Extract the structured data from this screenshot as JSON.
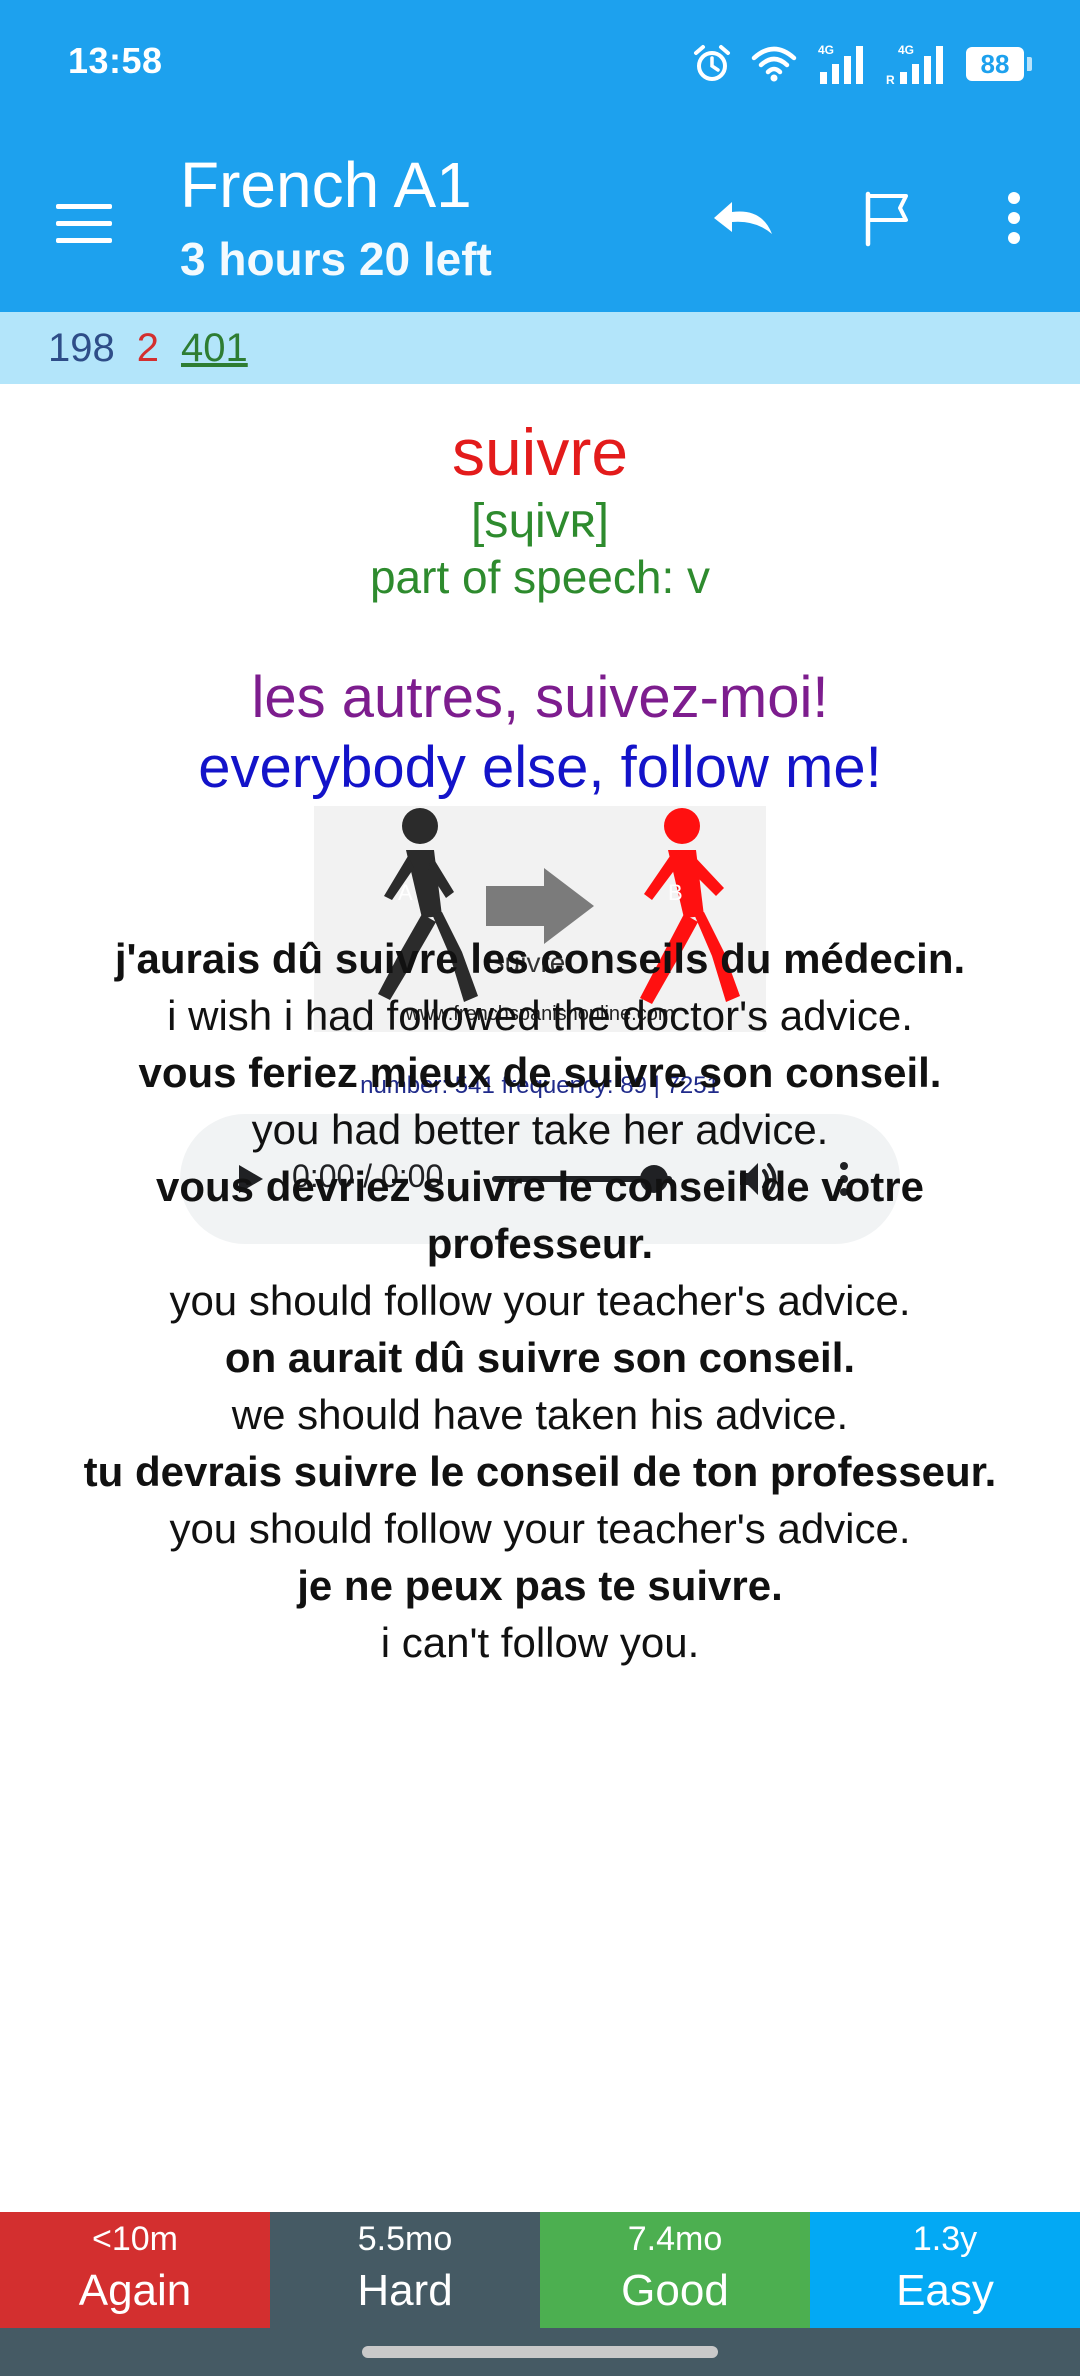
{
  "status_bar": {
    "time": "13:58",
    "battery": "88",
    "network_1": "4G",
    "network_2": "4G",
    "roaming": "R"
  },
  "toolbar": {
    "title": "French A1",
    "subtitle": "3 hours 20 left"
  },
  "counts": {
    "new": "198",
    "learning": "2",
    "review": "401"
  },
  "card": {
    "word": "suivre",
    "ipa": "[sɥivʀ]",
    "part_of_speech": "part of speech: v",
    "example_fr": "les autres, suivez-moi!",
    "example_en": "everybody else, follow me!",
    "image": {
      "label_a": "A",
      "label_b": "B",
      "arrow_text": "Suivre",
      "website": "www.frenchspanishonline.com"
    },
    "frequency_line": "number: 541 frequency: 89 | 7251"
  },
  "audio_player": {
    "time": "0:00 / 0:00",
    "progress": 0.9
  },
  "sentences": [
    {
      "fr": "j'aurais dû suivre les conseils du médecin.",
      "en": "i wish i had followed the doctor's advice."
    },
    {
      "fr": "vous feriez mieux de suivre son conseil.",
      "en": "you had better take her advice."
    },
    {
      "fr": "vous devriez suivre le conseil de votre professeur.",
      "en": "you should follow your teacher's advice."
    },
    {
      "fr": "on aurait dû suivre son conseil.",
      "en": "we should have taken his advice."
    },
    {
      "fr": "tu devrais suivre le conseil de ton professeur.",
      "en": "you should follow your teacher's advice."
    },
    {
      "fr": "je ne peux pas te suivre.",
      "en": "i can't follow you."
    }
  ],
  "answers": [
    {
      "interval": "<10m",
      "label": "Again",
      "color": "#d32f2f"
    },
    {
      "interval": "5.5mo",
      "label": "Hard",
      "color": "#455a64"
    },
    {
      "interval": "7.4mo",
      "label": "Good",
      "color": "#4caf50"
    },
    {
      "interval": "1.3y",
      "label": "Easy",
      "color": "#03a9f4"
    }
  ],
  "colors": {
    "appbar": "#1da1ee",
    "count_bar": "#b3e5fa",
    "word": "#e31b1b",
    "ipa": "#2e8b2e",
    "example_fr": "#7d1d8e",
    "example_en": "#1313c9"
  }
}
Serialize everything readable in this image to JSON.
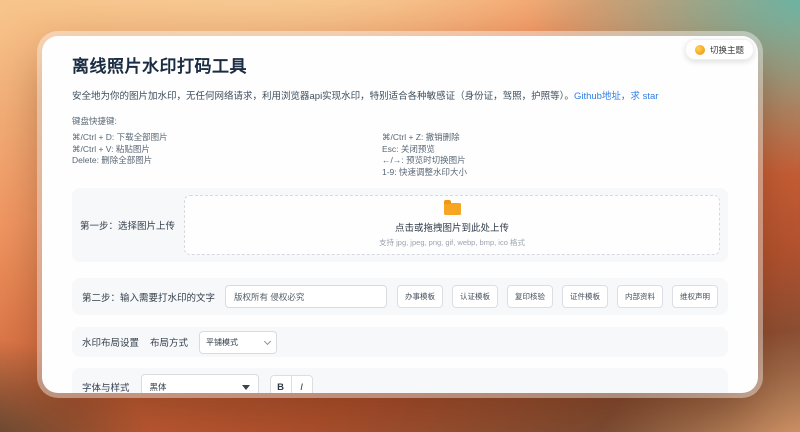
{
  "theme_toggle": {
    "icon": "sun-icon",
    "label": "切换主题"
  },
  "header": {
    "title": "离线照片水印打码工具",
    "description": "安全地为你的图片加水印，无任何网络请求，利用浏览器api实现水印，特别适合各种敏感证（身份证，驾照，护照等）。",
    "github_link": "Github地址，求 star"
  },
  "shortcuts": {
    "heading": "键盘快捷键:",
    "left": [
      "⌘/Ctrl + D: 下载全部图片",
      "⌘/Ctrl + V: 粘贴图片",
      "Delete: 删除全部图片"
    ],
    "right": [
      "⌘/Ctrl + Z: 撤销删除",
      "Esc: 关闭预览",
      "←/→: 预览时切换图片",
      "1-9: 快速调整水印大小"
    ]
  },
  "step1": {
    "label": "第一步：选择图片上传",
    "upload_icon": "folder-icon",
    "upload_text": "点击或拖拽图片到此处上传",
    "upload_hint": "支持 jpg, jpeg, png, gif, webp, bmp, ico 格式"
  },
  "step2": {
    "label": "第二步：输入需要打水印的文字",
    "input_value": "版权所有 侵权必究",
    "templates": [
      "办事模板",
      "认证模板",
      "复印核验",
      "证件模板",
      "内部资料",
      "维权声明"
    ]
  },
  "layout_section": {
    "label": "水印布局设置",
    "mode_label": "布局方式",
    "mode_value": "平铺模式"
  },
  "font_section": {
    "label": "字体与样式",
    "font_value": "黑体",
    "bold_label": "B",
    "italic_label": "I"
  },
  "colors": {
    "link_blue": "#2e7ee6",
    "folder_orange": "#f6a623",
    "row_background": "#f7f8fa"
  }
}
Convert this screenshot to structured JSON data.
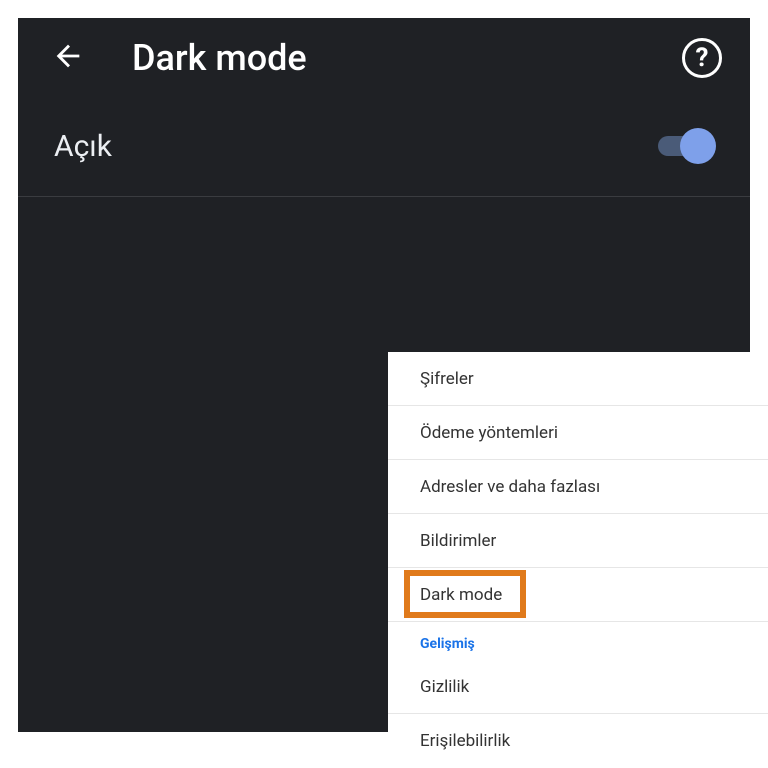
{
  "header": {
    "title": "Dark mode",
    "help_glyph": "?"
  },
  "toggle": {
    "label": "Açık",
    "state": "on"
  },
  "menu": {
    "items": [
      {
        "label": "Şifreler"
      },
      {
        "label": "Ödeme yöntemleri"
      },
      {
        "label": "Adresler ve daha fazlası"
      },
      {
        "label": "Bildirimler"
      },
      {
        "label": "Dark mode",
        "highlighted": true
      }
    ],
    "section_heading": "Gelişmiş",
    "section_items": [
      {
        "label": "Gizlilik"
      },
      {
        "label": "Erişilebilirlik"
      }
    ]
  },
  "colors": {
    "dark_bg": "#1f2125",
    "accent_switch": "#7ea0ea",
    "highlight_border": "#e07a1b",
    "section_heading": "#1a73e8"
  }
}
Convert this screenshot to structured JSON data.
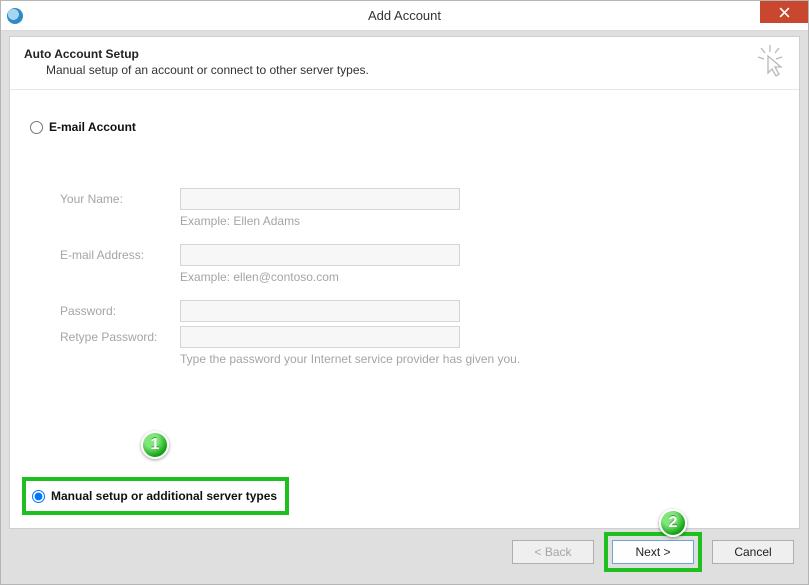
{
  "window": {
    "title": "Add Account"
  },
  "header": {
    "title": "Auto Account Setup",
    "subtitle": "Manual setup of an account or connect to other server types."
  },
  "radios": {
    "email_label": "E-mail Account",
    "manual_label": "Manual setup or additional server types"
  },
  "fields": {
    "name_label": "Your Name:",
    "name_hint": "Example: Ellen Adams",
    "email_label": "E-mail Address:",
    "email_hint": "Example: ellen@contoso.com",
    "password_label": "Password:",
    "retype_label": "Retype Password:",
    "password_hint": "Type the password your Internet service provider has given you."
  },
  "buttons": {
    "back": "< Back",
    "next": "Next >",
    "cancel": "Cancel"
  },
  "callouts": {
    "one": "1",
    "two": "2"
  }
}
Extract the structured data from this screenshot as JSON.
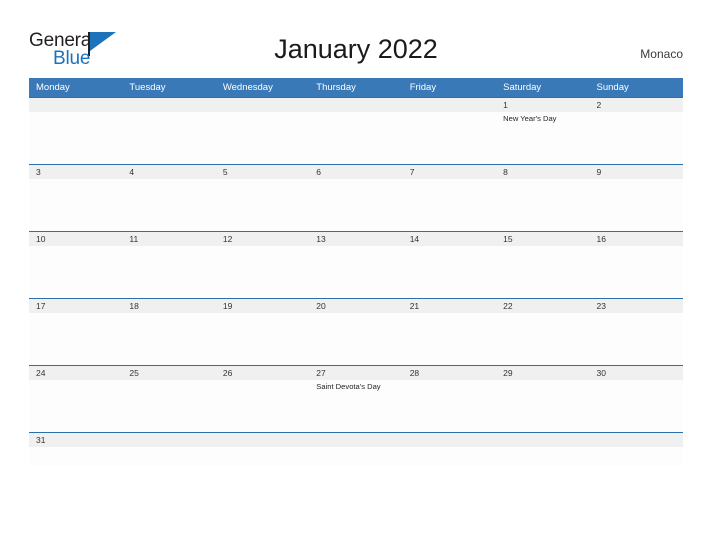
{
  "brand": {
    "name_part1": "General",
    "name_part2": "Blue",
    "triangle_color": "#1c73ba",
    "text_color": "#231f20"
  },
  "header": {
    "title": "January 2022",
    "region": "Monaco"
  },
  "colors": {
    "header_blue": "#3a79b8",
    "row_divider_blue": "#2c6fad",
    "daynum_band_gray": "#f0f0f0",
    "page_background": "#ffffff"
  },
  "calendar": {
    "weekdays": [
      "Monday",
      "Tuesday",
      "Wednesday",
      "Thursday",
      "Friday",
      "Saturday",
      "Sunday"
    ],
    "weeks": [
      {
        "days": [
          {
            "number": "",
            "event": ""
          },
          {
            "number": "",
            "event": ""
          },
          {
            "number": "",
            "event": ""
          },
          {
            "number": "",
            "event": ""
          },
          {
            "number": "",
            "event": ""
          },
          {
            "number": "1",
            "event": "New Year's Day"
          },
          {
            "number": "2",
            "event": ""
          }
        ]
      },
      {
        "days": [
          {
            "number": "3",
            "event": ""
          },
          {
            "number": "4",
            "event": ""
          },
          {
            "number": "5",
            "event": ""
          },
          {
            "number": "6",
            "event": ""
          },
          {
            "number": "7",
            "event": ""
          },
          {
            "number": "8",
            "event": ""
          },
          {
            "number": "9",
            "event": ""
          }
        ]
      },
      {
        "days": [
          {
            "number": "10",
            "event": ""
          },
          {
            "number": "11",
            "event": ""
          },
          {
            "number": "12",
            "event": ""
          },
          {
            "number": "13",
            "event": ""
          },
          {
            "number": "14",
            "event": ""
          },
          {
            "number": "15",
            "event": ""
          },
          {
            "number": "16",
            "event": ""
          }
        ]
      },
      {
        "days": [
          {
            "number": "17",
            "event": ""
          },
          {
            "number": "18",
            "event": ""
          },
          {
            "number": "19",
            "event": ""
          },
          {
            "number": "20",
            "event": ""
          },
          {
            "number": "21",
            "event": ""
          },
          {
            "number": "22",
            "event": ""
          },
          {
            "number": "23",
            "event": ""
          }
        ]
      },
      {
        "days": [
          {
            "number": "24",
            "event": ""
          },
          {
            "number": "25",
            "event": ""
          },
          {
            "number": "26",
            "event": ""
          },
          {
            "number": "27",
            "event": "Saint Devota's Day"
          },
          {
            "number": "28",
            "event": ""
          },
          {
            "number": "29",
            "event": ""
          },
          {
            "number": "30",
            "event": ""
          }
        ]
      },
      {
        "last": true,
        "days": [
          {
            "number": "31",
            "event": ""
          },
          {
            "number": "",
            "event": ""
          },
          {
            "number": "",
            "event": ""
          },
          {
            "number": "",
            "event": ""
          },
          {
            "number": "",
            "event": ""
          },
          {
            "number": "",
            "event": ""
          },
          {
            "number": "",
            "event": ""
          }
        ]
      }
    ]
  }
}
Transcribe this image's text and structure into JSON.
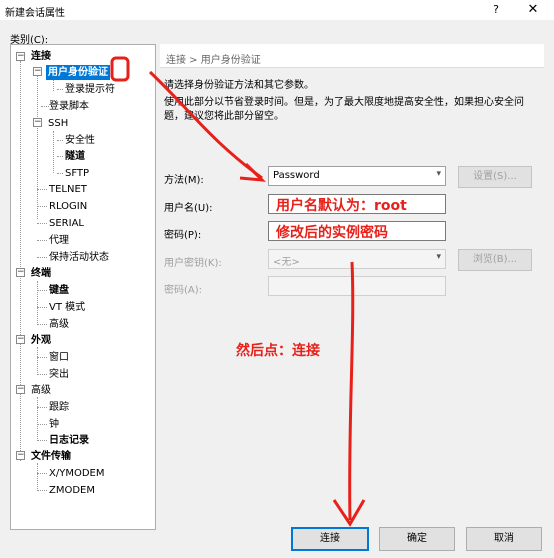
{
  "window": {
    "title": "新建会话属性",
    "help": "?",
    "close": "✕"
  },
  "category_label": "类别(C):",
  "tree": {
    "connection": "连接",
    "user_auth": "用户身份验证",
    "login_prompt": "登录提示符",
    "login_script": "登录脚本",
    "ssh": "SSH",
    "security": "安全性",
    "tunnel": "隧道",
    "sftp": "SFTP",
    "telnet": "TELNET",
    "rlogin": "RLOGIN",
    "serial": "SERIAL",
    "proxy": "代理",
    "keepalive": "保持活动状态",
    "terminal": "终端",
    "keyboard": "键盘",
    "vt_mode": "VT 模式",
    "advanced1": "高级",
    "appearance": "外观",
    "window": "窗口",
    "highlight": "突出",
    "advanced2": "高级",
    "trace": "跟踪",
    "bell": "钟",
    "logging": "日志记录",
    "file_transfer": "文件传输",
    "xymodem": "X/YMODEM",
    "zmodem": "ZMODEM"
  },
  "content": {
    "breadcrumb": "连接 > 用户身份验证",
    "desc1": "请选择身份验证方法和其它参数。",
    "desc2": "使用此部分以节省登录时间。但是，为了最大限度地提高安全性，如果担心安全问题，建议您将此部分留空。",
    "method_label": "方法(M):",
    "method_value": "Password",
    "settings_button": "设置(S)...",
    "username_label": "用户名(U):",
    "password_label": "密码(P):",
    "userkey_label": "用户密钥(K):",
    "userkey_value": "<无>",
    "browse_button": "浏览(B)...",
    "passphrase_label": "密码(A):"
  },
  "annotations": {
    "username_note": "用户名默认为：root",
    "password_note": "修改后的实例密码",
    "then_click": "然后点：连接",
    "marker_color": "#e8201a"
  },
  "buttons": {
    "connect": "连接",
    "ok": "确定",
    "cancel": "取消"
  }
}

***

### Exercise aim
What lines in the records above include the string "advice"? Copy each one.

### Task output
      "en": "i wish i had followed the doctor's advice."
      "en": "you had better take her advice."
      "en": "you should follow your teacher's advice."
      "en": "we should have taken his advice."
      "en": "you should follow your teacher's advice."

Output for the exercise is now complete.